# [EXERCISE OBJECTIVE]
Make an exact copy of the lines from the one containing "What's the underlying" through the end of the records below, and leave out every picture.
────────────────
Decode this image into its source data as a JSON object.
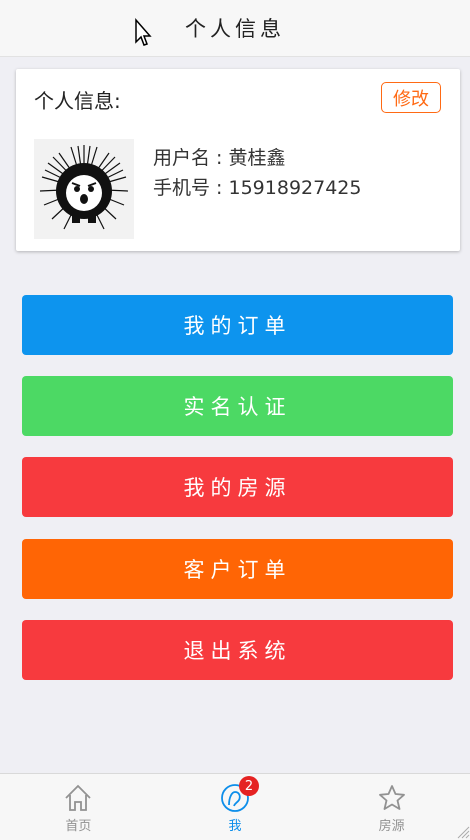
{
  "header": {
    "title": "个人信息"
  },
  "profile": {
    "section_title": "个人信息:",
    "edit_label": "修改",
    "username_label": "用户名 :",
    "username": "黄桂鑫",
    "phone_label": "手机号 :",
    "phone": "15918927425"
  },
  "menu": [
    {
      "label": "我的订单",
      "color": "#0d94ee"
    },
    {
      "label": "实名认证",
      "color": "#4cd964"
    },
    {
      "label": "我的房源",
      "color": "#f73a3e"
    },
    {
      "label": "客户订单",
      "color": "#ff6505"
    },
    {
      "label": "退出系统",
      "color": "#f73a3e"
    }
  ],
  "tabbar": {
    "items": [
      {
        "label": "首页",
        "icon": "home-icon"
      },
      {
        "label": "我",
        "icon": "user-icon",
        "badge": "2",
        "active": true
      },
      {
        "label": "房源",
        "icon": "star-icon"
      }
    ]
  }
}
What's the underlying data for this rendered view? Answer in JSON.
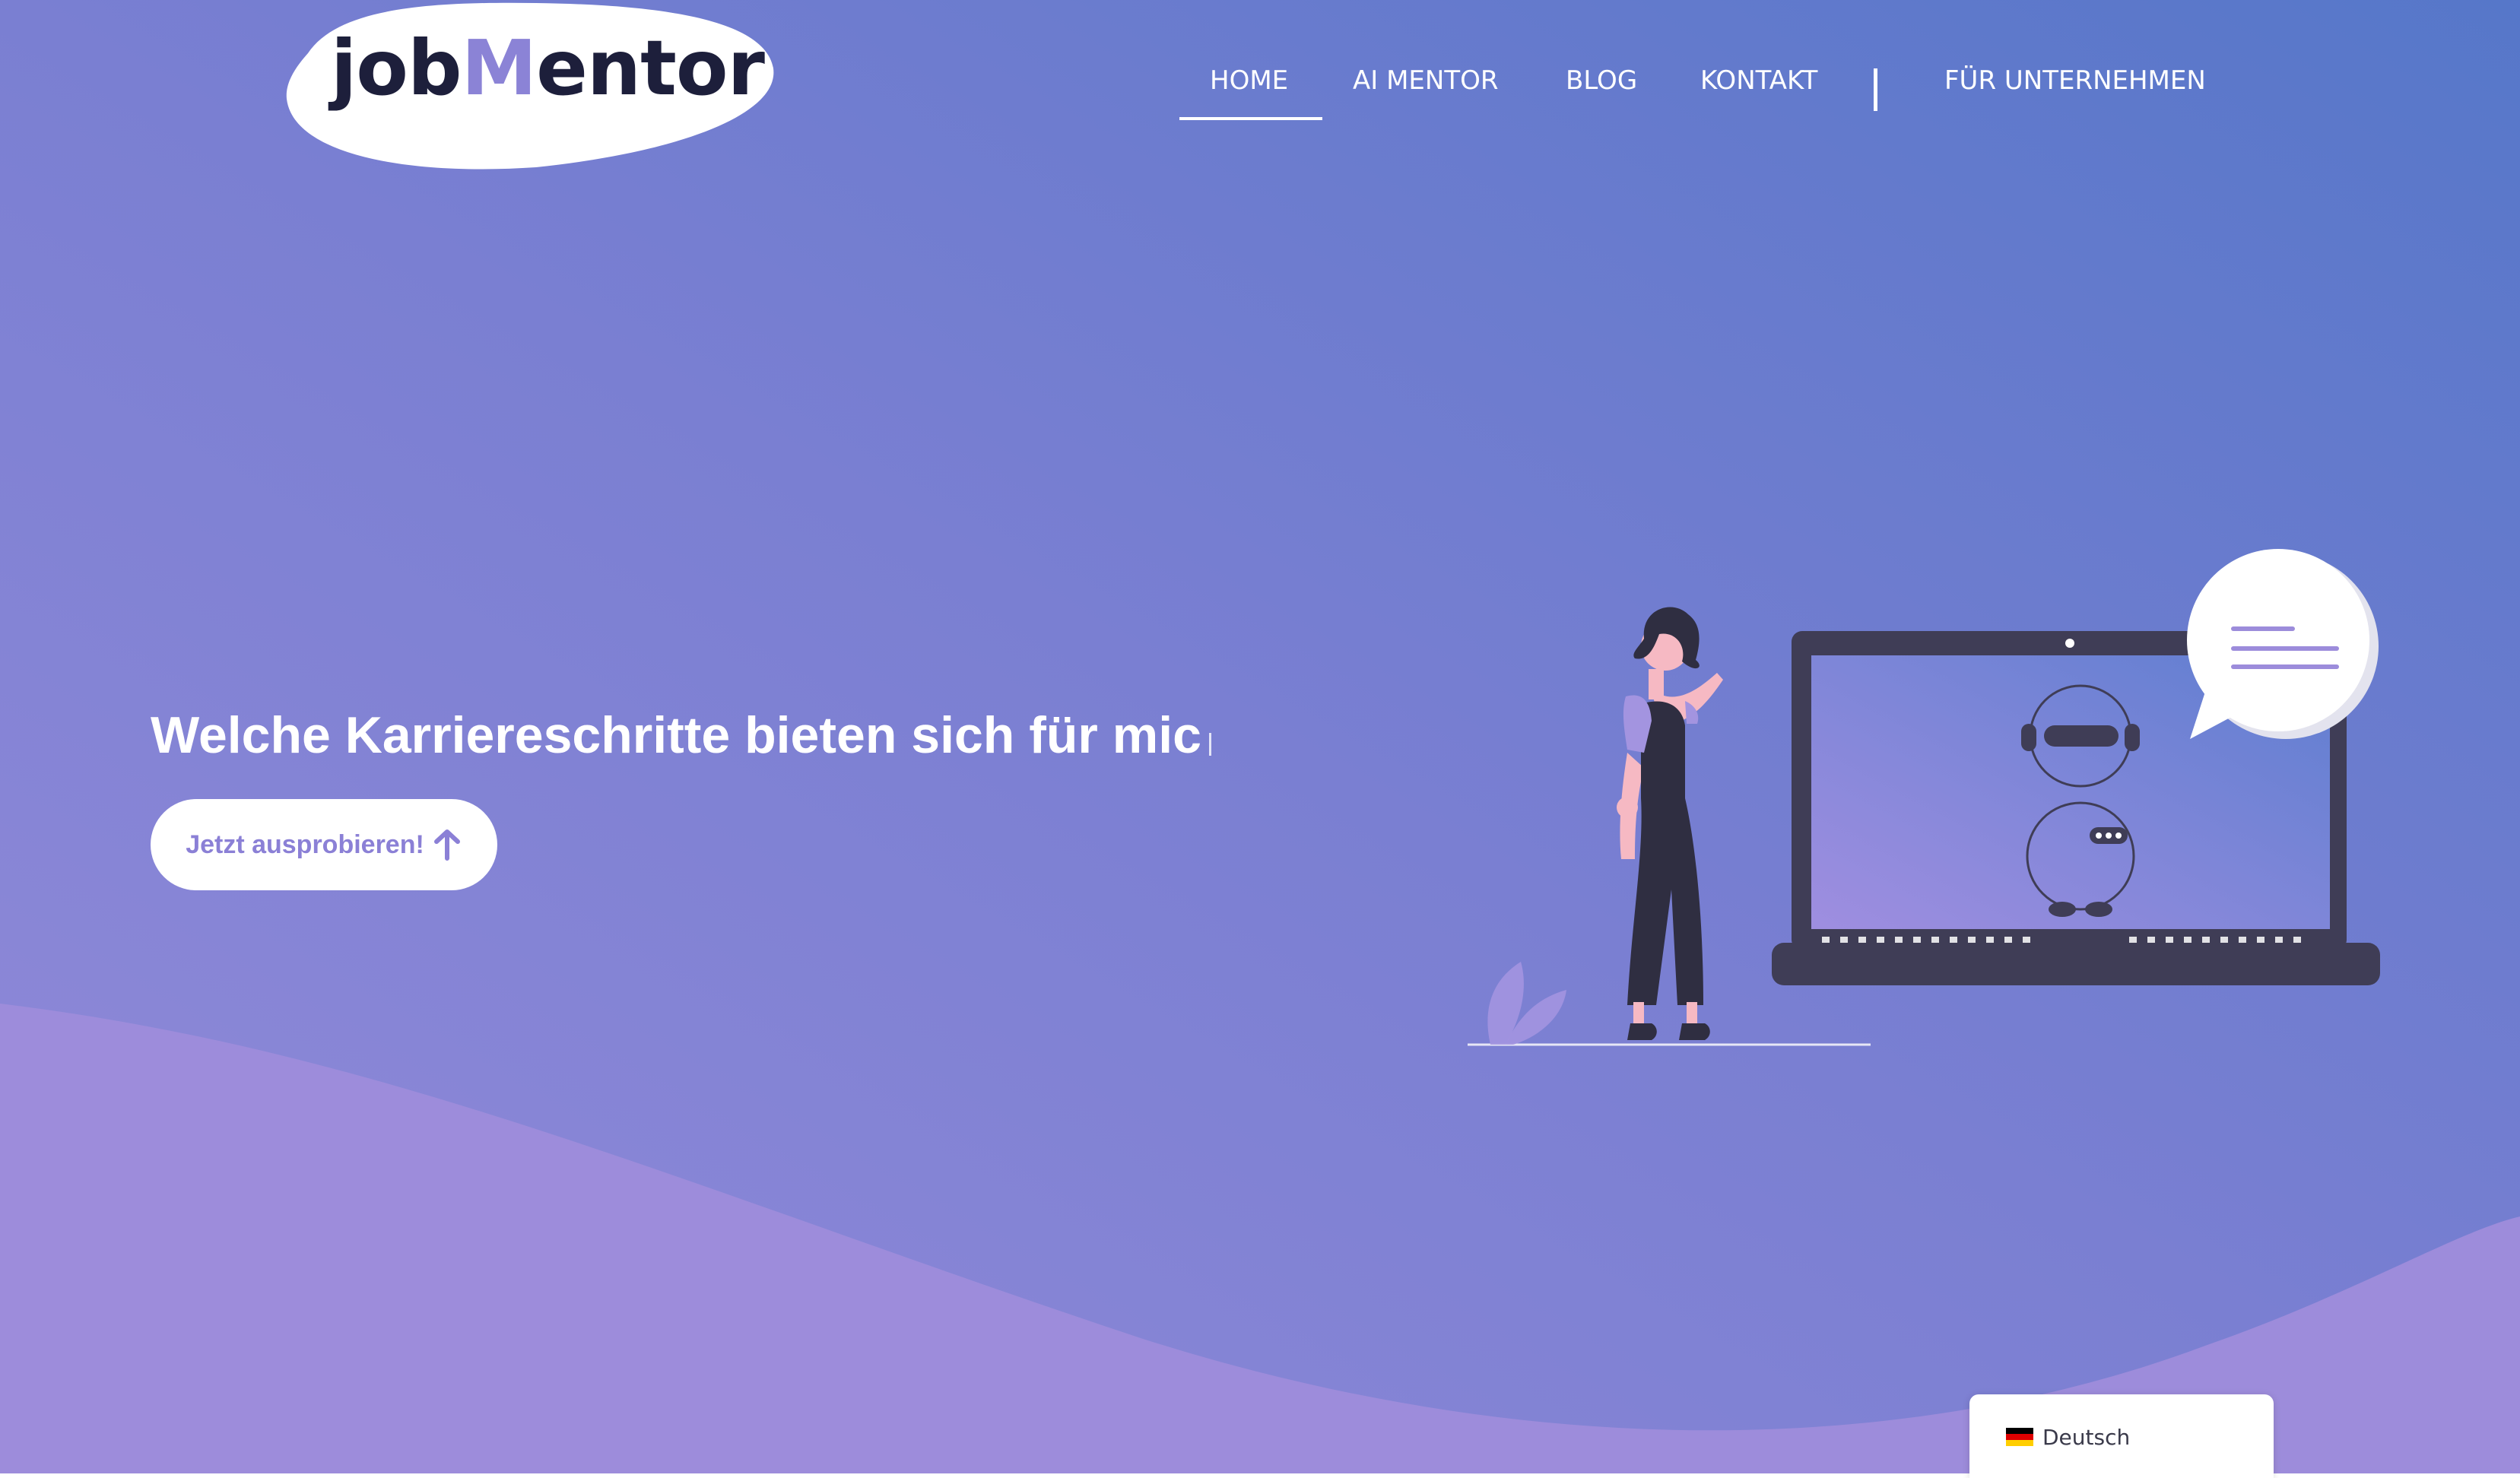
{
  "logo": {
    "text_prefix": "job",
    "text_accent": "M",
    "text_suffix": "entor"
  },
  "nav": {
    "items": [
      {
        "label": "HOME",
        "active": true
      },
      {
        "label": "AI MENTOR"
      },
      {
        "label": "BLOG"
      },
      {
        "label": "KONTAKT"
      }
    ],
    "business_link": "FÜR UNTERNEHMEN"
  },
  "hero": {
    "headline": "Welche Karriereschritte bieten sich für mic",
    "cta_label": "Jetzt ausprobieren!",
    "cta_icon": "arrow-up-icon"
  },
  "language_switcher": {
    "label": "Deutsch",
    "flag": "de-flag-icon"
  },
  "colors": {
    "gradient_start": "#8b86d6",
    "gradient_end": "#5878cb",
    "wave": "#9c8cda",
    "accent": "#8b80d6",
    "dark": "#3f3d56"
  }
}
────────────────
# [SOLUTION FOR THIS EXERCISE]
What's the underlying data for this rendered view? Answer in JSON.
{
  "logo": {
    "text_prefix": "job",
    "text_accent": "M",
    "text_suffix": "entor"
  },
  "nav": {
    "items": [
      {
        "label": "HOME",
        "active": true
      },
      {
        "label": "AI MENTOR"
      },
      {
        "label": "BLOG"
      },
      {
        "label": "KONTAKT"
      }
    ],
    "business_link": "FÜR UNTERNEHMEN"
  },
  "hero": {
    "headline": "Welche Karriereschritte bieten sich für mic",
    "cta_label": "Jetzt ausprobieren!",
    "cta_icon": "arrow-up-icon"
  },
  "language_switcher": {
    "label": "Deutsch",
    "flag": "de-flag-icon"
  },
  "colors": {
    "gradient_start": "#8b86d6",
    "gradient_end": "#5878cb",
    "wave": "#9c8cda",
    "accent": "#8b80d6",
    "dark": "#3f3d56"
  }
}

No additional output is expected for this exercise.